Schools and sports leagues across the country are scrambling this week to announce plans for football. But the clock is ticking. And the phone is ringing.
The Miami Marlins are calling.
This was to be the week when we learned the intentions of conferences such as the ACC and schools across the country making bold plans to play football while time bombs fall all around them. Ideas floating as trial balloons are losing air now. Reality has entered the picture.
The news out of Philadelphia, where the Marlins announced a COVID-19 outbreak only three games into the season, has rattled the nerves of football coaches and administrators, most of whom are suddenly very quiet. They know now that any plans for league-only schedules, Notre Dame dreams or ideas of football independence will come with a caveat.
You want to play football now? You’re going to need a team of good lawyers. And a good judge.
This is about more than games now.
The Marlins currently have 13 players and coaches confirmed positive for coronavirus. So far, two games have been postponed and the entire team is being quarantined in a Philadelphia hotel.
Derek Jeter, the Marlins CEO, said everything is on hold for now, while the Atlanta Braves and the Phillies are holding their breath. Both played games against Jeter's team in the past few days.
“Postponing tonight’s home opener was the correct decision to ensure we take a collective pause and try to properly grasp the totality of the situation,” Jeter said in a statement.
He was talking about the Marlins, but his message echoes across all of sports now. Florida’s disastrous response to the coronavirus has infected the thinking of a lot of people in sports, and now the infection is real. Anyone willing to risk the health and the lives of athletes and students now is risking the foundation of games, sports, leagues and universities.
For the first time, serious people are now realizing the truth. Fall sports cannot be safely played. None of them.
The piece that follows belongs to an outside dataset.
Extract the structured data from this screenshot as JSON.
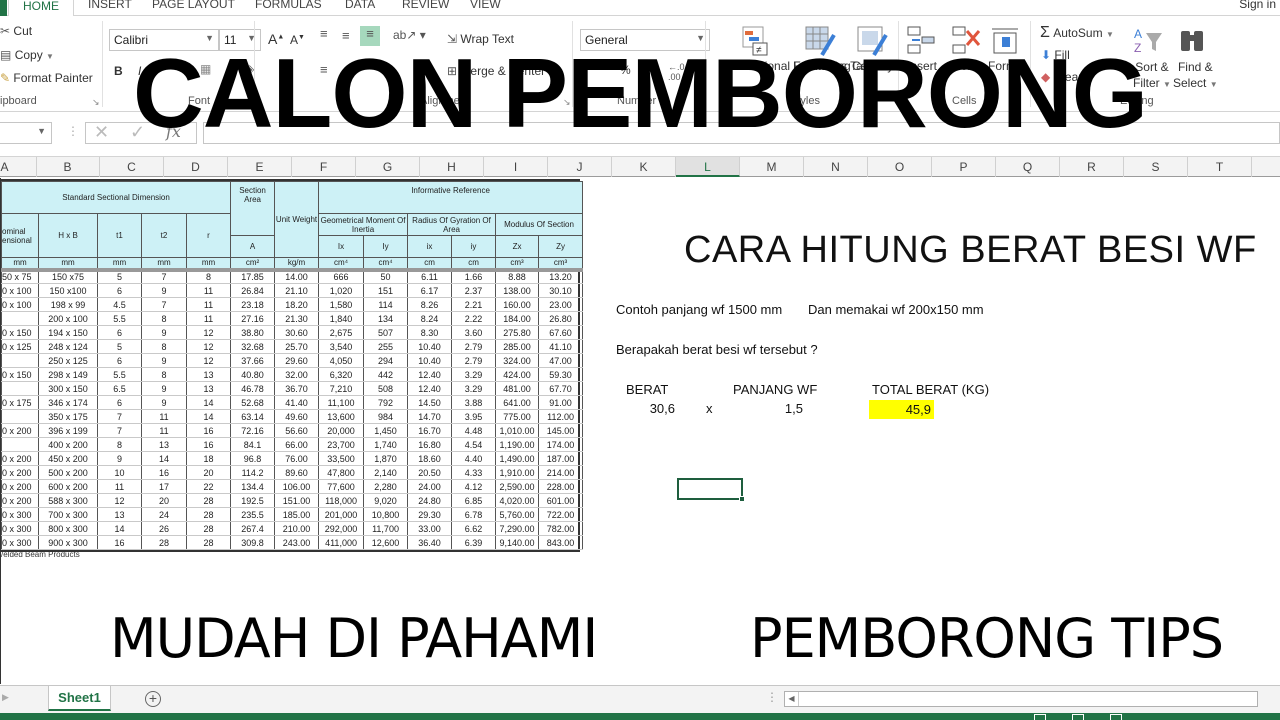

If there can be an outbreak in baseball, a game played outdoors with virtually no contact, there is no way on earth that we can play football.
For the first time, we’re hearing novel ideas of redshirting entire classes of athletes at some schools and sketchy plans for pushing fall sports into spring.
Scheduled meetings this week among university boards such as N.C. A&T and league announcements from the ACC involving possible football scheduling aren’t likely to happen now, at least not the way they had planned. Expect the can to be kicked further down the calendar now.
Or expect major announcements from, until now, silent administrators.
Time is no longer the enemy. The virus is the clock now. This isn’t about football coaches, one of whom told Sports Illustrated, “We’ve got to start swappin’ spit here and see what happens.” This isn’t about money. Small schools already affected by leagues announcing conference-only games are lawyering up.
This is about science.
A week of big announcements and grand plans and football fantasies is now altered by a baseball team locked in a Philadelphia hotel. All of baseball is watching and waiting. All of sports is paused and trying to “grasp the totality" of the situation.
Footballs are being kicked down the road. Administrators are no longer interested in what the coaches are telling them.
They’re looking to the scientists now.
And they’re calling the lawyers, just in case.
The virus isn’t back. It never went away in the first place. It just put on a Marlins jersey and went to Philly. And now it’s asking us all a simple question.
Are you ready for some football?